  • Students with memory loss, reduced attention span or deficiencies in short-term memory will have difficulty with multiple choice questions. Short answer questions are likely to be a better test of their knowledge.
  • When a psychiatric disability enters an active phase any assessment should be postponed. If the cut-off date for withdrawal without fail has passed, students should be counseled to seek advice from Disabilities Services regarding their situation.
  • Providing review or study sheets for exams is helpful.

General Ideas

  • The effects of mental illness vary enormously so it is important to discuss with students their needs and how these might be accommodated.
  • Sometimes student behavior may be challenging for teaching staff and other students. There are a range of strategies for addressing disruptive behavior.
  • Students with mental illness may find regular attendance at classes difficult so it is useful to clarify expectations regarding attendance with the student.
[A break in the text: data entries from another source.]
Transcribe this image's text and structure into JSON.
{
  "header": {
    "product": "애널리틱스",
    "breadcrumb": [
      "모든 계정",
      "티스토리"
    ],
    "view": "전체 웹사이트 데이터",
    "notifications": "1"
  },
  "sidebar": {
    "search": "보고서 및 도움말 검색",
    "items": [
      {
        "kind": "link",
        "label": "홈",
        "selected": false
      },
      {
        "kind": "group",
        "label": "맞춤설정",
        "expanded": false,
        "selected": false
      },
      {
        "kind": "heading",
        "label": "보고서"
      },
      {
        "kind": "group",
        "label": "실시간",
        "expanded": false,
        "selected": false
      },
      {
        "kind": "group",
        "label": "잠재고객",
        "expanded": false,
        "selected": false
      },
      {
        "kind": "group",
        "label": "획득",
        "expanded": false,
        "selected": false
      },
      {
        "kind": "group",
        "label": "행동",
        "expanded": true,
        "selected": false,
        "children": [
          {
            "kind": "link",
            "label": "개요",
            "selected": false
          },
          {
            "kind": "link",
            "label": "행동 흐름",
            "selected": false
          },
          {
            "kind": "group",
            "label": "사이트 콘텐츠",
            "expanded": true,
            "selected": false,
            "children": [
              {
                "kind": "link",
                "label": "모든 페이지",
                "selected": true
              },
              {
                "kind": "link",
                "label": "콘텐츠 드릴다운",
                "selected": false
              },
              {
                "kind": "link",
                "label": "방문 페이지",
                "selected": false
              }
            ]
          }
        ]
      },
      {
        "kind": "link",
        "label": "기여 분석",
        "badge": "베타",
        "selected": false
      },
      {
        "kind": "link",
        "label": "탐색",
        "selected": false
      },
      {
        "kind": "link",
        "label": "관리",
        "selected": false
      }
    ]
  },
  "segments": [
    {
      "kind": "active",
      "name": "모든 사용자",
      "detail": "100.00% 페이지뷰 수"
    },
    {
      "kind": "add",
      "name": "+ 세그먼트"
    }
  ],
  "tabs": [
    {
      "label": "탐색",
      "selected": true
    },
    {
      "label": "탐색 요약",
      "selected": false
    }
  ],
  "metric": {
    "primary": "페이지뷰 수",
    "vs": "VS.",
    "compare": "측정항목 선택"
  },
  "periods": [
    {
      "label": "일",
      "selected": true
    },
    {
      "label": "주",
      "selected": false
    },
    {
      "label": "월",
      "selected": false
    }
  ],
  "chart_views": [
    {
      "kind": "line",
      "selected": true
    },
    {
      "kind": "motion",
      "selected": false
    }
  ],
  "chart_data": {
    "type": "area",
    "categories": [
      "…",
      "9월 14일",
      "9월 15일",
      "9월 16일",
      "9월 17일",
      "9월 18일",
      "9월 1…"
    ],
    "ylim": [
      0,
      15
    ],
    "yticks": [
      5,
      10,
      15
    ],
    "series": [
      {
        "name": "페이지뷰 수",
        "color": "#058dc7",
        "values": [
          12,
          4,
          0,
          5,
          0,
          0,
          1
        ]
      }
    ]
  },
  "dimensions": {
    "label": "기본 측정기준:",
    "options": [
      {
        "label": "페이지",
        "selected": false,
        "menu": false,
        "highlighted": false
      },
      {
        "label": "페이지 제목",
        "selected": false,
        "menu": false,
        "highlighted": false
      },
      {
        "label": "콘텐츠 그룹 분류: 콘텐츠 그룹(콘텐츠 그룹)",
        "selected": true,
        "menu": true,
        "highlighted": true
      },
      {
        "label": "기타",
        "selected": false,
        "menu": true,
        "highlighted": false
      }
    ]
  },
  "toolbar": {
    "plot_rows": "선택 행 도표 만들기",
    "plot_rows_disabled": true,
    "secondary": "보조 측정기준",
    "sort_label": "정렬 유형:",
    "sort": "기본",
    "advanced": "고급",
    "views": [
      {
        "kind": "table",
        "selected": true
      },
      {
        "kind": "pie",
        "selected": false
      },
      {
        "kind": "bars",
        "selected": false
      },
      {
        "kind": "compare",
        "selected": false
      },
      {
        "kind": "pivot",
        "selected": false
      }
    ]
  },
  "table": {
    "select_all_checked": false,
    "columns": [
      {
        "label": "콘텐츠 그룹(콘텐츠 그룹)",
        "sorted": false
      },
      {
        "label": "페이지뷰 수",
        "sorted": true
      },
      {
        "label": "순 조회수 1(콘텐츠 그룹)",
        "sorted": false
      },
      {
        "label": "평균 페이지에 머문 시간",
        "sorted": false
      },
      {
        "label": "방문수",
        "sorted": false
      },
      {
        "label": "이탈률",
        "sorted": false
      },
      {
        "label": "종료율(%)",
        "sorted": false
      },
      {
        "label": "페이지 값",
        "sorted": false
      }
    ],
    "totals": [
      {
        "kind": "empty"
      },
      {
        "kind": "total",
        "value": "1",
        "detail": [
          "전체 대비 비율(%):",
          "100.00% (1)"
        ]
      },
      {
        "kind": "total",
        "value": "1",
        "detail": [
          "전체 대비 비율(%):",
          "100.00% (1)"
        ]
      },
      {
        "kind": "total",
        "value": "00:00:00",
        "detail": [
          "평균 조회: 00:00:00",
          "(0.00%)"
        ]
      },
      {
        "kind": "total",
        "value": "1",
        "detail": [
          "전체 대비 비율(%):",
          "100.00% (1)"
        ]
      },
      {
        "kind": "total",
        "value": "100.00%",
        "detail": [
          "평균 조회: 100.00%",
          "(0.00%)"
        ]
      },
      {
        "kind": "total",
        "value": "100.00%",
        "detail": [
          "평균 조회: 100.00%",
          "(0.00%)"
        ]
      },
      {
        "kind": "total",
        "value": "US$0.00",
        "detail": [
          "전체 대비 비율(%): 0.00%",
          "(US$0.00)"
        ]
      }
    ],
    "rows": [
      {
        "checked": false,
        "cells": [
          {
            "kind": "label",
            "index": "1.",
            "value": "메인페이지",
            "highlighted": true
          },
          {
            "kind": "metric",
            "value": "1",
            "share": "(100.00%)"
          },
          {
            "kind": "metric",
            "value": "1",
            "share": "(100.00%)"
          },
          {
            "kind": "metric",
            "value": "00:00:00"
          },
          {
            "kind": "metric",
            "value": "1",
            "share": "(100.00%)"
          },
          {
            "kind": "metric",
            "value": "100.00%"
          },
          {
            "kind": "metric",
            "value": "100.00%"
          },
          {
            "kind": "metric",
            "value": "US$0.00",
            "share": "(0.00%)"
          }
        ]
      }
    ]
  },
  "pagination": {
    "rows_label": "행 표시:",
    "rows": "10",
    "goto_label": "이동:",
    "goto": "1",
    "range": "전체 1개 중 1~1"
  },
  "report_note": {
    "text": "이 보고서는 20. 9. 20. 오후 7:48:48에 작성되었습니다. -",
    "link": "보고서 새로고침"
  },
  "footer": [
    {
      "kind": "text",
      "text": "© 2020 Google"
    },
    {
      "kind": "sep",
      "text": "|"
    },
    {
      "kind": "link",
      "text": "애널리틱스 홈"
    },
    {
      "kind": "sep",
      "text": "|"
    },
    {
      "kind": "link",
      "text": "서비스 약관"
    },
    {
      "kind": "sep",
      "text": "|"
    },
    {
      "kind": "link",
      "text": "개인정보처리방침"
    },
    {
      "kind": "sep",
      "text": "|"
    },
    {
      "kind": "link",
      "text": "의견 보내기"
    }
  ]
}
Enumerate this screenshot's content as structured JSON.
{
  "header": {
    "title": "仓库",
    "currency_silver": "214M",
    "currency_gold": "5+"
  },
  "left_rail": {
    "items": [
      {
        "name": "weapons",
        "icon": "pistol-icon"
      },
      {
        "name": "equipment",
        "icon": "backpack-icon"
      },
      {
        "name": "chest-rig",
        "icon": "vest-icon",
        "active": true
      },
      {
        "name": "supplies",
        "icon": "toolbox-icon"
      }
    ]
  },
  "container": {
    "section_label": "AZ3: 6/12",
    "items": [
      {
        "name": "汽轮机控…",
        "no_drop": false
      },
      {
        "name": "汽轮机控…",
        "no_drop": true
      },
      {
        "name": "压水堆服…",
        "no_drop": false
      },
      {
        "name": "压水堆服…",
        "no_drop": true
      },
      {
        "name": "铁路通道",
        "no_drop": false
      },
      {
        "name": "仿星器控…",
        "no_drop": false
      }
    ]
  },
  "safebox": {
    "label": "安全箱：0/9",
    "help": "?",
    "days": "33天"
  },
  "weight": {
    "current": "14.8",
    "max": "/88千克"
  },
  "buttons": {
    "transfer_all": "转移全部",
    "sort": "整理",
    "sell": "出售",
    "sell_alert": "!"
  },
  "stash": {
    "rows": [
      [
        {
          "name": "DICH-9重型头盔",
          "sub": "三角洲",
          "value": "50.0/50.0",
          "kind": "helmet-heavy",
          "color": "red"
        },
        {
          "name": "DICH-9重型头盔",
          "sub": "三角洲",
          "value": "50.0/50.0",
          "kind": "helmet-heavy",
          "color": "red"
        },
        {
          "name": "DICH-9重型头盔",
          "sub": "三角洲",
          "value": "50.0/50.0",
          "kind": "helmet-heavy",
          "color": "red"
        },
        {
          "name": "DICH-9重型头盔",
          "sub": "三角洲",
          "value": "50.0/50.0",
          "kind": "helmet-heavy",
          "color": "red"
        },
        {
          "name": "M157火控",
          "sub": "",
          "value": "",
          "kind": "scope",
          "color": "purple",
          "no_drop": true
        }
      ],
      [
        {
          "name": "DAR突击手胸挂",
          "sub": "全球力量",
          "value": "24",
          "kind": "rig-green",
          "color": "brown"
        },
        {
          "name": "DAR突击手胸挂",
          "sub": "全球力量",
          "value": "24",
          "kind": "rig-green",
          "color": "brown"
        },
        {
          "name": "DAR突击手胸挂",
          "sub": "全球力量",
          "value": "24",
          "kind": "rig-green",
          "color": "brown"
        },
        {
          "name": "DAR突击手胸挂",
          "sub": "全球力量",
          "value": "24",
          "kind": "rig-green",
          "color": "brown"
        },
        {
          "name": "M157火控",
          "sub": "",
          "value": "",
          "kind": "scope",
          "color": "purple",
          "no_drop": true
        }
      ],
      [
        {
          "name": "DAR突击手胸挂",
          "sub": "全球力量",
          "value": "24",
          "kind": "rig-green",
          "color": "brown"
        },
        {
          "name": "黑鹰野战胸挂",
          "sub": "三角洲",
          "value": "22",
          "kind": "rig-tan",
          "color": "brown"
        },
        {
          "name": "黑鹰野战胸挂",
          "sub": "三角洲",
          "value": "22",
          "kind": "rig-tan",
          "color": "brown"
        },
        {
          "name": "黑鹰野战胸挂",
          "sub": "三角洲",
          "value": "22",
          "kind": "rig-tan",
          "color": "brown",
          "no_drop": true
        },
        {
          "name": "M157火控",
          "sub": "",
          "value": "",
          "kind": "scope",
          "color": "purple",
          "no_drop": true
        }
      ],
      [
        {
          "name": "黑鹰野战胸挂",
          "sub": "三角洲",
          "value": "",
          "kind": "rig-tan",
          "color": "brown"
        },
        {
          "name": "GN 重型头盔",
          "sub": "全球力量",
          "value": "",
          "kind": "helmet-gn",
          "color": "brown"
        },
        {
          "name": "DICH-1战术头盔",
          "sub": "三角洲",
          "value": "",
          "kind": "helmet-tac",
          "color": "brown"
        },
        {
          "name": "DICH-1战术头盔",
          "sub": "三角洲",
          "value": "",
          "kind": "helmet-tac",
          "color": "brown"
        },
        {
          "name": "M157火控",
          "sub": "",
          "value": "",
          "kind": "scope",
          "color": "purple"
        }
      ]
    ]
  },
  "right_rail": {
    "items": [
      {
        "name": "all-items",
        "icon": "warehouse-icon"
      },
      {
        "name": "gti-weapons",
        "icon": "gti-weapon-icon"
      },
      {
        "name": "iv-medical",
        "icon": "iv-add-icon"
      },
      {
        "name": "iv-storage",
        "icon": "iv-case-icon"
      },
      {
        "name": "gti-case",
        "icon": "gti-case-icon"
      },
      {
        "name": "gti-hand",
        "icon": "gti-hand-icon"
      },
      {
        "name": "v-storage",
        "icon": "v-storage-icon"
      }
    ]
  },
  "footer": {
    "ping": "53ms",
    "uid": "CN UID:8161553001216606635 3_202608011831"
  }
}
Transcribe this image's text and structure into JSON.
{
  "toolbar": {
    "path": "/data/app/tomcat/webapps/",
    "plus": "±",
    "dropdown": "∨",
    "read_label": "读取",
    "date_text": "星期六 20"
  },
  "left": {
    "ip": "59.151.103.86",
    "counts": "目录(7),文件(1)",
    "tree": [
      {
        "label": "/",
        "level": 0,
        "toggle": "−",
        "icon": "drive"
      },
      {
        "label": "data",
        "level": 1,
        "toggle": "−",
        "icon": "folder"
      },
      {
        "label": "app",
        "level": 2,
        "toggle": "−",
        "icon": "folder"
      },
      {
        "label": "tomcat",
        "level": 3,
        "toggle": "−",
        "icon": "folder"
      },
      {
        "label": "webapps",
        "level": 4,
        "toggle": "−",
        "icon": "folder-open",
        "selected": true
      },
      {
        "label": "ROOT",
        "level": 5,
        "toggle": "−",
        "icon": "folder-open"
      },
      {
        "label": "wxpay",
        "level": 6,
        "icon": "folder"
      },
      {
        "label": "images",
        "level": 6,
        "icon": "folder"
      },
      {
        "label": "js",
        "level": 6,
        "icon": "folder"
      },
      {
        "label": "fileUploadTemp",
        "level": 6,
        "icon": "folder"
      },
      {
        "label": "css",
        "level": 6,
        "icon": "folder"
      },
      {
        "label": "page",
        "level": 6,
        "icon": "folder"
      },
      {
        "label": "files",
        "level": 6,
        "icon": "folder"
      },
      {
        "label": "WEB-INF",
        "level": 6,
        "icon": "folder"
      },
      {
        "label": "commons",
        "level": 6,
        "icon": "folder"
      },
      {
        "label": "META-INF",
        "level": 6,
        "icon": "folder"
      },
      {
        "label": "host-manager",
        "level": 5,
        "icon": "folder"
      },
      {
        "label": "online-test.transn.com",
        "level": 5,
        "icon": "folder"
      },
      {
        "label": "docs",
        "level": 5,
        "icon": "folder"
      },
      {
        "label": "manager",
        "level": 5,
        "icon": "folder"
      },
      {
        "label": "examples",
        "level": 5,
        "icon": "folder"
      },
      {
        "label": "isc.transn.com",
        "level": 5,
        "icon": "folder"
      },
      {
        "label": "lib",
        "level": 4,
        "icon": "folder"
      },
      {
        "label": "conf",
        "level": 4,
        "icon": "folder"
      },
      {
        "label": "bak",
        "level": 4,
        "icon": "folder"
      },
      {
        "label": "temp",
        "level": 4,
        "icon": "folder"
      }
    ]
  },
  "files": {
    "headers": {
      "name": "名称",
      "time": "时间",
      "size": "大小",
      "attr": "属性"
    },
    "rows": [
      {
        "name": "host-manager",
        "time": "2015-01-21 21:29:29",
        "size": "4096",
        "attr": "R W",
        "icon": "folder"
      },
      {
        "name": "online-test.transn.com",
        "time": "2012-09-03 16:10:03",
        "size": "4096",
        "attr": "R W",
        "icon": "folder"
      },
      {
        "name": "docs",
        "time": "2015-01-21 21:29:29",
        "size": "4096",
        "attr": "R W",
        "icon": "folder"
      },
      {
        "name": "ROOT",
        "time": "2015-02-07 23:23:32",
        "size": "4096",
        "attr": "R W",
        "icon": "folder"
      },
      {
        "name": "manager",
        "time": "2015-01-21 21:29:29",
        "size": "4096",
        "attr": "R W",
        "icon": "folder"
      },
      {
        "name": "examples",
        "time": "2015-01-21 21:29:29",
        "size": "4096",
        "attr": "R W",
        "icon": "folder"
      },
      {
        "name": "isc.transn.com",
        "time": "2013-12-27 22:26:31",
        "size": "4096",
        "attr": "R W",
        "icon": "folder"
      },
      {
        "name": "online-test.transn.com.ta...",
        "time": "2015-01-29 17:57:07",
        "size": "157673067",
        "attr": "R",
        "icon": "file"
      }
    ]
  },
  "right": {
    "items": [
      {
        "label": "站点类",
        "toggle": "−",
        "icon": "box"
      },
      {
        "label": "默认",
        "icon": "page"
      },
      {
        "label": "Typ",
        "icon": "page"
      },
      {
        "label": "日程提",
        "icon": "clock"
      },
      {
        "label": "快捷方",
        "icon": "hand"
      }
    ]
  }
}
Making reading lists and handouts available early in the course will assist students who may be frequently absent to continue with their learning, even though they may be unable to attend classes.
  • Receiving a formal accommodation of being able to record lectures will assist those students whose attentional processing is affected by their disability as well as those who, because of the effects of medication and/or short-term memory loss, may tend to misinterpret or misquote.
  • Flexible delivery of teaching material via electronic media is particularly helpful for students who are unavoidably absent from class or who cannot participate in classes for extended periods of time.
  • Absences due to hospitalization or the effects of changes to medication may affect the number of assignments students are able to complete satisfactorily. In such cases you might consider redistributing the weighting of assignments. For example, you might set six assignments for a semester, but inform students that only the best four marks will be counted. Students who have been absent or unwell will thus have some choice about what and how many assignments they submit.
  • Students who are anxious about performing in front of others instructors may decide to allow the student to tape or video record any presentations which are to be assessed.
  • Faculty and other staff should aim to be as accessible as possible, and allow students enough time to establish a useful relationship. But remember the limitations of an instructor's role and don't try to deal with everything yourself — share issues with colleagues and specialist staff.
  • Refer the student to the Personal Counseling Center or Disabilities Services if you feel boundaries are being pushed, or if you are worried about how to distinguish between the mild depression and anxiety felt by many students at some stage and the onset of a more serious condition.
  • Tactful management of group interaction is extra important. Any problems should be discussed with the student in private and future support strategies agreed in writing with Disabilities Services if necessary.
  • Break information into small steps while instructing on new tasks.
  • For students needing other academic assistance, remind them of campus services such as the Writing Center, and the Academic Support Center.
  • Allow time for clarification of directions and essential information.
  • Make instructional materials available in text form on FerrisConnect.
  • When in doubt about how to assist the student, ask him or her as privately as possible without drawing attention to the student or the disability.
  • Faculty and staff who are unsure whether a student's difficulties are part of the normal process of adapting to university life or a matter for more serious concern should encourage the student to contact Student Services to arrange an appointment with Counselor at the Personal Counseling Center. Staff can also contact the center directly for general advice and consultation.
  • Contact Disabilities Services for ideas to help individual students.